I am the Associate University Librarian of Digital Scholarship and Technology Services at Washington University in St. Louis. My research interests include digital pedagogy, use and users of digital humanities resources, humanities data curation, and digital publishing.
Victorian lit PhD, interested in how we manage and process information–in our scholarship and pedagogy, in history and today and tomorrow. Also invested in making an academy that works better. Talk to me about alt-ac issues and humanities career training, digital scholarship, and blended learning.
I am project manager for digital initiatives at the Modern Language Association. Previously, I was a Council on Library and Information Resources (CLIR) Postdoctoral Fellow at Emory University, a position that was shared between the Stuart A. Rose Manuscript, Archives & Rare Book Library and the Emory Center for Digital Scholarship. I am a member of the Journal for Interactive Technology & Pedagogy editorial collective. In addition to my work in digital scholarship and scholarly communication, I research networks of black internationalist and antifascist writers in the 1930s.

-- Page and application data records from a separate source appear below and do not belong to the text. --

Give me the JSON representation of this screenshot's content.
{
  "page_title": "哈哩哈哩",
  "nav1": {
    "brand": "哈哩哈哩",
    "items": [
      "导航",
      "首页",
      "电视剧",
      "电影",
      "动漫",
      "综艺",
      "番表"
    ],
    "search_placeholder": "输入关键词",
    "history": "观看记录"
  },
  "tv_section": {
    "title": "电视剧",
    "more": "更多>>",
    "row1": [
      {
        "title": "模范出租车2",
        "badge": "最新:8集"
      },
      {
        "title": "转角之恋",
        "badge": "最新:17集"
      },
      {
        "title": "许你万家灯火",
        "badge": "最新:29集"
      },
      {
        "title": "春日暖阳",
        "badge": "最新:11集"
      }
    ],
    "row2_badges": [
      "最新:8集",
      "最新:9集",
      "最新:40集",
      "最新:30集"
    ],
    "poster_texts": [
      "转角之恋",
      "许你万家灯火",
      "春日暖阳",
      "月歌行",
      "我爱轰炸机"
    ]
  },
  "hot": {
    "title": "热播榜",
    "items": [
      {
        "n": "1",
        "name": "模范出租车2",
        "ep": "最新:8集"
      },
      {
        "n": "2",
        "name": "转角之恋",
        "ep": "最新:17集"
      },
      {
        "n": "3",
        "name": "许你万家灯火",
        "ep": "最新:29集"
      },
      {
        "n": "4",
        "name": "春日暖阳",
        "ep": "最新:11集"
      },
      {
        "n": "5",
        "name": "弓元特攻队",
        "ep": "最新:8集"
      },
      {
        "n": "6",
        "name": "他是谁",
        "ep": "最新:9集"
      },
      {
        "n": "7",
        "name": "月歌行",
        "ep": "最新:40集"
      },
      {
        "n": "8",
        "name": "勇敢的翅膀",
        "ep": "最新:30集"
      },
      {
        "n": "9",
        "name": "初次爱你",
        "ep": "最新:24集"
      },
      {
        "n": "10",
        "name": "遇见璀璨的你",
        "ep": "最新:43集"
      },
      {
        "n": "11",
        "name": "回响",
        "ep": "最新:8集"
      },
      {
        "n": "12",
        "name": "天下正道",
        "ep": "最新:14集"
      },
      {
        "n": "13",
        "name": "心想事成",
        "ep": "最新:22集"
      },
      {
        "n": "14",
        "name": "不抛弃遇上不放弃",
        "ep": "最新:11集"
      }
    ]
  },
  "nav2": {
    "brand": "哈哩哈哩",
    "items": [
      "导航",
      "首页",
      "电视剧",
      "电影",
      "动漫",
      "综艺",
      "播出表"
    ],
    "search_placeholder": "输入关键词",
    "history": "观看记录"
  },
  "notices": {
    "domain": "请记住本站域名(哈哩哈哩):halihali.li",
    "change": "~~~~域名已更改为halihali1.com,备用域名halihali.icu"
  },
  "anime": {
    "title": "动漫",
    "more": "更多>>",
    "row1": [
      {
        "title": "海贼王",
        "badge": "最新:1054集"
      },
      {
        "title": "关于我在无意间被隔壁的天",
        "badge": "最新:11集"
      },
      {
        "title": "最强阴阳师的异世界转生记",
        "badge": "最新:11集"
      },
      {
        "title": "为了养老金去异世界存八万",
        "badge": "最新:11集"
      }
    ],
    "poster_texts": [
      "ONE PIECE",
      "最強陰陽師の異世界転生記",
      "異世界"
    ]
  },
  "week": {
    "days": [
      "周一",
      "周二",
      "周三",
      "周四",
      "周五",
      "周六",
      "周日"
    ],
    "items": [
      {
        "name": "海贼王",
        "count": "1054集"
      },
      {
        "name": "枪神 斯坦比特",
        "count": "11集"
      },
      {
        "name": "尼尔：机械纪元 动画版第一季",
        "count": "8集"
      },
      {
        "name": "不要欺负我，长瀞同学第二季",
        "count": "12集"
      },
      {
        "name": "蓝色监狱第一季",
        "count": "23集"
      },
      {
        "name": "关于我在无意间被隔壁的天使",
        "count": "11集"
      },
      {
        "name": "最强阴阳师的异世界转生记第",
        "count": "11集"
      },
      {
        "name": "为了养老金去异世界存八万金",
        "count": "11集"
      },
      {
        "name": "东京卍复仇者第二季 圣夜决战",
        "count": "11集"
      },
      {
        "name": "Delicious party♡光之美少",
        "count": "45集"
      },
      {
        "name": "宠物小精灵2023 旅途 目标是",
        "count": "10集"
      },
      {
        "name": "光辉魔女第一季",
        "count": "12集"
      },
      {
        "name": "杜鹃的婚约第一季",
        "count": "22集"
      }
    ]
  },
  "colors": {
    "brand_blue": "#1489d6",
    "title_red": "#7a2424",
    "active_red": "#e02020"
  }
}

Alex Gil is Digital Scholarship Librarian at Columbia University Libraries. He collaborates with faculty, students and library professionals leveraging computational and network technologies in humanities research, pedagogy and scholarly communications. He curates the Studio@Butler at Columbia University, a tech-light library innovation space focused on digital scholarship and pedagogy; he is founder and faculty moderator of Columbia’s Group for Experimental Methods in the Humanities, a vibrant trans-disciplinary research cluster focused on experimental humanities; senior editor of sx archipelagos, a journal of Caribbean Digital Studies, and co-wrangler of The Caribbean Digital conference series. Current projects include Ed, a digital platform for minimal editions of literary texts; Aimé Césaire and The Broken Record, a minimal computing experiment in long-form digital scholarship; and, In The Same Boats, a visualization of trans-Atlantic intersections of black intellectuals in the 20th century.
Paige Morgan is the Digital Humanities Librarian at the University of Miami. Before joining the University of Miami she held a CLIR Postdoctoral Fellowship at the Sherman Centre for Digital Scholarship at McMaster University in Ontario. She completed her PhD in English and Textual Studies at the University of Washington, where she developed the Demystifying Digital Humanities curriculum with Sarah Kremen-Hicks and Brian Gutierrez through a grant from the Simpson Center for the Humanities. Paige’s research interests include data modeling for humanities subjects, linked open data, social infrastructure for digital scholarship, emotional labor in tech contexts. She has served as a consultant and data wrangler on a variety of projects, including the CLIR microgrant project Identifying Early Modern Books (IdEMB). She teaches workshops and short courses on DH at training events such as DHSI and DH@Guelph. You can find her writing on topics related to digital humanities and libraries, as well as 18th and 19th century English poetry in journals such as Romanticism, Romantic Circles, and DH+Lib.